Over the last decades, sequencing technologies have transformed our ability to investigate the composition and functional capacity of microbial communities. Even so, critical questions remain about these complex systems that cannot be addressed by the bulk, community-averaged data typically provided by sequencing methods. In this Perspective, I propose that future advances in microbiome research will emerge from considering “the lives of microbes”: we need to create methods to explicitly interrogate how microbes exist and interact in native-setting-like microenvironments. This approach includes developing approaches that expose the phenotypic heterogeneity of microbes; exploring the effects of coculture cues on cellular differentiation and metabolite production; and designing visualization systems that capture features of native microbial environments while permitting the nondestructive observation of microbial interactions over space and time with single-cell resolution.

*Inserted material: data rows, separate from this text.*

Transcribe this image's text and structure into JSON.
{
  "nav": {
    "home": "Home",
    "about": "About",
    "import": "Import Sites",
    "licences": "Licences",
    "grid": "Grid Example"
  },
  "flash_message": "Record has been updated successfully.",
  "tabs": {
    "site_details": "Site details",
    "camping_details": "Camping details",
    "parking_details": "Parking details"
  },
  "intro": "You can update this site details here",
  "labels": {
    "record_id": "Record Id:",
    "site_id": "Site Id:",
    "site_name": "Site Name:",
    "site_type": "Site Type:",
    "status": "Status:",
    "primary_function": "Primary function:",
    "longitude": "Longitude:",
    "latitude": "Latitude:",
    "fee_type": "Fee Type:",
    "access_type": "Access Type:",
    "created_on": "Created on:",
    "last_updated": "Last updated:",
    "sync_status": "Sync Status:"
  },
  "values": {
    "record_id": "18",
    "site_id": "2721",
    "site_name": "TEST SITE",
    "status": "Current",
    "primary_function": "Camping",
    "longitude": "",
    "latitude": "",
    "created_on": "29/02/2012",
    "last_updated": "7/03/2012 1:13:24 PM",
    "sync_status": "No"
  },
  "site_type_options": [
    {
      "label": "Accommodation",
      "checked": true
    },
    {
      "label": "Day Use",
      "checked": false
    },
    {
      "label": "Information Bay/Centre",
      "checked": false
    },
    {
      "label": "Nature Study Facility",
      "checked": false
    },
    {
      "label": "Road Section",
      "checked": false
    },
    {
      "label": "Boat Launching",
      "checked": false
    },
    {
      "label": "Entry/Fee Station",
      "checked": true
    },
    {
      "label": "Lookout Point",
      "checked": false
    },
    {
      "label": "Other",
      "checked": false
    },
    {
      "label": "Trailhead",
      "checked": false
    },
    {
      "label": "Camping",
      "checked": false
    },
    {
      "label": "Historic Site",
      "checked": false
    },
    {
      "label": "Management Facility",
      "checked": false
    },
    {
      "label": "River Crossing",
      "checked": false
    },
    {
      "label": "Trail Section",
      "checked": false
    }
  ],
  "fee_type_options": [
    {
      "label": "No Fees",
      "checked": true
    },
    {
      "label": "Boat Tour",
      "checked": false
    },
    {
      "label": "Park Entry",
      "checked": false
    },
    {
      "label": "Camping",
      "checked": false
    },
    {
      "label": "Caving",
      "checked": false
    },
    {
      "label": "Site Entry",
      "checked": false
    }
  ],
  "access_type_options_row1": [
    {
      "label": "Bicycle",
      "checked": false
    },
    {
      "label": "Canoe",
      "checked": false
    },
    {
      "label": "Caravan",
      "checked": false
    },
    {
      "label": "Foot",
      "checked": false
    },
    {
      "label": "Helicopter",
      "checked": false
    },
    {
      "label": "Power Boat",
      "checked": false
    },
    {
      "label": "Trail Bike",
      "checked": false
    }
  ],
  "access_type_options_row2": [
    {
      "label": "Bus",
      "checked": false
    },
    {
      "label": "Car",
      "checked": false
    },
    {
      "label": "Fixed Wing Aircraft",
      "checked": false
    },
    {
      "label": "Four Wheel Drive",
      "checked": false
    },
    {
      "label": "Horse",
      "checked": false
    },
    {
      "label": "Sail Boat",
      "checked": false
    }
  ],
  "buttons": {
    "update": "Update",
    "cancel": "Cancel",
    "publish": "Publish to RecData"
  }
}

Shank, E. A. (2018). Considering the Lives of Microbes in Microbial Communities. MSystems, 3(2). https://doi.org/10.1128/msystems.00155-17